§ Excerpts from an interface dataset
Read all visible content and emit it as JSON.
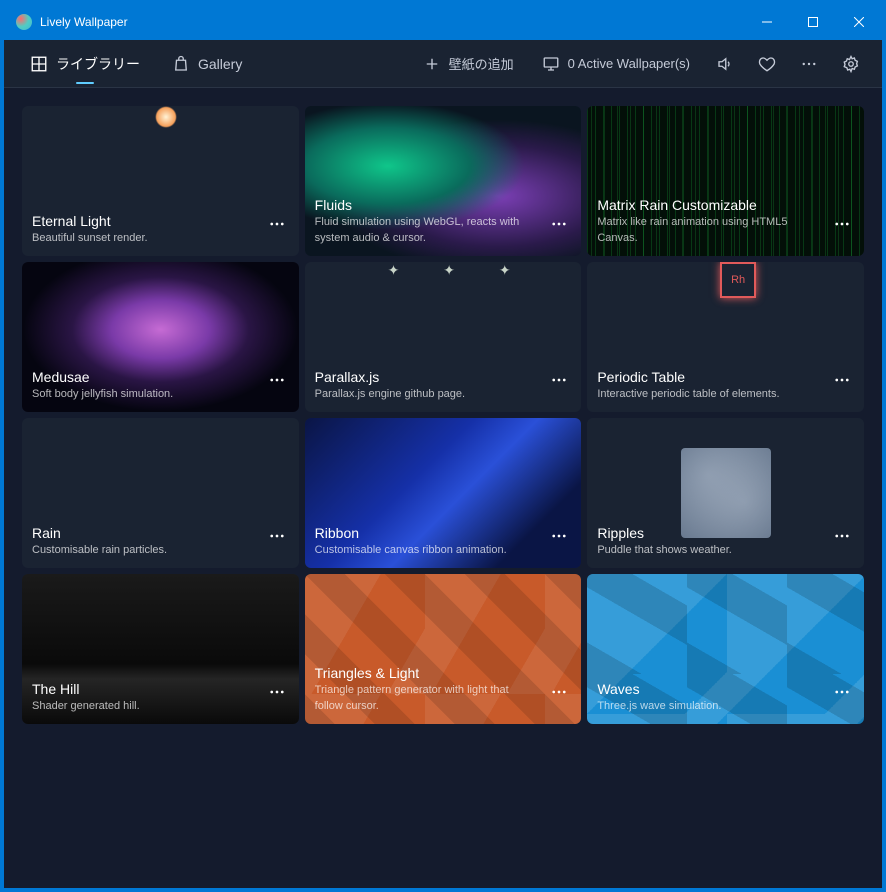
{
  "window": {
    "title": "Lively Wallpaper"
  },
  "tabs": {
    "library": "ライブラリー",
    "gallery": "Gallery"
  },
  "toolbar": {
    "add_label": "壁紙の追加",
    "active_label": "0 Active Wallpaper(s)"
  },
  "cards": [
    {
      "title": "Eternal Light",
      "desc": "Beautiful sunset render."
    },
    {
      "title": "Fluids",
      "desc": "Fluid simulation using WebGL, reacts with system audio & cursor."
    },
    {
      "title": "Matrix Rain Customizable",
      "desc": "Matrix like rain animation using HTML5 Canvas."
    },
    {
      "title": "Medusae",
      "desc": "Soft body jellyfish simulation."
    },
    {
      "title": "Parallax.js",
      "desc": "Parallax.js engine github page."
    },
    {
      "title": "Periodic Table",
      "desc": "Interactive periodic table of elements."
    },
    {
      "title": "Rain",
      "desc": "Customisable rain particles."
    },
    {
      "title": "Ribbon",
      "desc": "Customisable canvas ribbon animation."
    },
    {
      "title": "Ripples",
      "desc": "Puddle that shows weather."
    },
    {
      "title": "The Hill",
      "desc": "Shader generated hill."
    },
    {
      "title": "Triangles & Light",
      "desc": "Triangle pattern generator with light that follow cursor."
    },
    {
      "title": "Waves",
      "desc": "Three.js wave simulation."
    }
  ]
}
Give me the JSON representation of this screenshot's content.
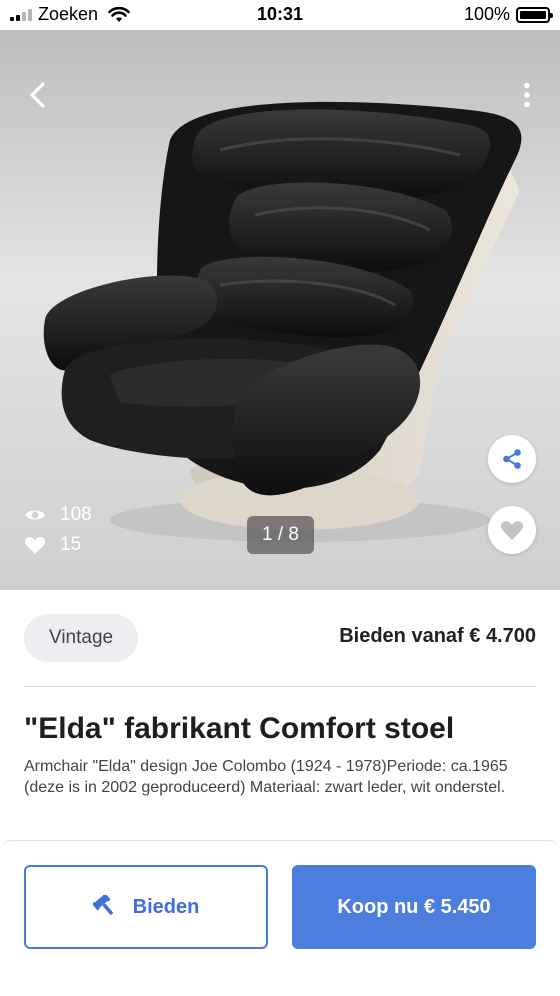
{
  "status_bar": {
    "carrier": "Zoeken",
    "time": "10:31",
    "battery": "100%",
    "battery_level": 1.0
  },
  "gallery": {
    "image_alt": "Black leather Elda armchair",
    "views": "108",
    "likes": "15",
    "pager": "1 / 8"
  },
  "product": {
    "tag": "Vintage",
    "price_from": "Bieden vanaf € 4.700",
    "title": "\"Elda\" fabrikant Comfort stoel",
    "description": "Armchair \"Elda\" design Joe Colombo (1924 - 1978)Periode: ca.1965 (deze is in 2002 geproduceerd) Materiaal: zwart leder, wit onderstel."
  },
  "actions": {
    "bid_label": "Bieden",
    "buy_label": "Koop nu € 5.450"
  },
  "icons": {
    "back": "chevron-left-icon",
    "more": "more-vertical-icon",
    "share": "share-icon",
    "favorite": "heart-icon",
    "views": "eye-icon",
    "likes": "heart-icon",
    "bid": "gavel-icon"
  },
  "colors": {
    "accent": "#4c7ee0",
    "accent_outline": "#4a79dc",
    "tag_bg": "#eceef2",
    "heart_gray": "#c4c4c4"
  }
}
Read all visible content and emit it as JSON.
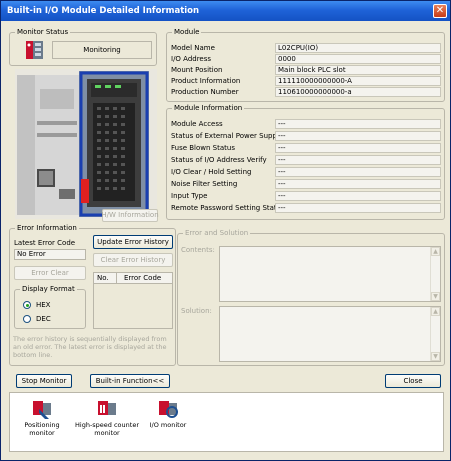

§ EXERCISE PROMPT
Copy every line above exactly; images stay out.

§ TASK RESPONSE
Read all visible content and emit it as JSON.
{
  "window": {
    "title": "Lively Wallpaper"
  },
  "tabs": {
    "library": "ライブラリー",
    "gallery": "Gallery"
  },
  "toolbar": {
    "add_label": "壁紙の追加",
    "active_label": "0 Active Wallpaper(s)"
  },
  "cards": [
    {
      "title": "Eternal Light",
      "desc": "Beautiful sunset render."
    },
    {
      "title": "Fluids",
      "desc": "Fluid simulation using WebGL, reacts with system audio & cursor."
    },
    {
      "title": "Matrix Rain Customizable",
      "desc": "Matrix like rain animation using HTML5 Canvas."
    },
    {
      "title": "Medusae",
      "desc": "Soft body jellyfish simulation."
    },
    {
      "title": "Parallax.js",
      "desc": "Parallax.js engine github page."
    },
    {
      "title": "Periodic Table",
      "desc": "Interactive periodic table of elements."
    },
    {
      "title": "Rain",
      "desc": "Customisable rain particles."
    },
    {
      "title": "Ribbon",
      "desc": "Customisable canvas ribbon animation."
    },
    {
      "title": "Ripples",
      "desc": "Puddle that shows weather."
    },
    {
      "title": "The Hill",
      "desc": "Shader generated hill."
    },
    {
      "title": "Triangles & Light",
      "desc": "Triangle pattern generator with light that follow cursor."
    },
    {
      "title": "Waves",
      "desc": "Three.js wave simulation."
    }
  ]
}
Give me the JSON representation of this screenshot's content.
{
  "status_bar": {
    "carrier": "Zoeken",
    "time": "10:31",
    "battery": "100%",
    "battery_level": 1.0
  },
  "gallery": {
    "image_alt": "Black leather Elda armchair",
    "views": "108",
    "likes": "15",
    "pager": "1 / 8"
  },
  "product": {
    "tag": "Vintage",
    "price_from": "Bieden vanaf € 4.700",
    "title": "\"Elda\" fabrikant Comfort stoel",
    "description": "Armchair \"Elda\" design Joe Colombo (1924 - 1978)Periode: ca.1965 (deze is in 2002 geproduceerd) Materiaal: zwart leder, wit onderstel."
  },
  "actions": {
    "bid_label": "Bieden",
    "buy_label": "Koop nu € 5.450"
  },
  "icons": {
    "back": "chevron-left-icon",
    "more": "more-vertical-icon",
    "share": "share-icon",
    "favorite": "heart-icon",
    "views": "eye-icon",
    "likes": "heart-icon",
    "bid": "gavel-icon"
  },
  "colors": {
    "accent": "#4c7ee0",
    "accent_outline": "#4a79dc",
    "tag_bg": "#eceef2",
    "heart_gray": "#c4c4c4"
  }
}
Read all visible content and emit it as JSON.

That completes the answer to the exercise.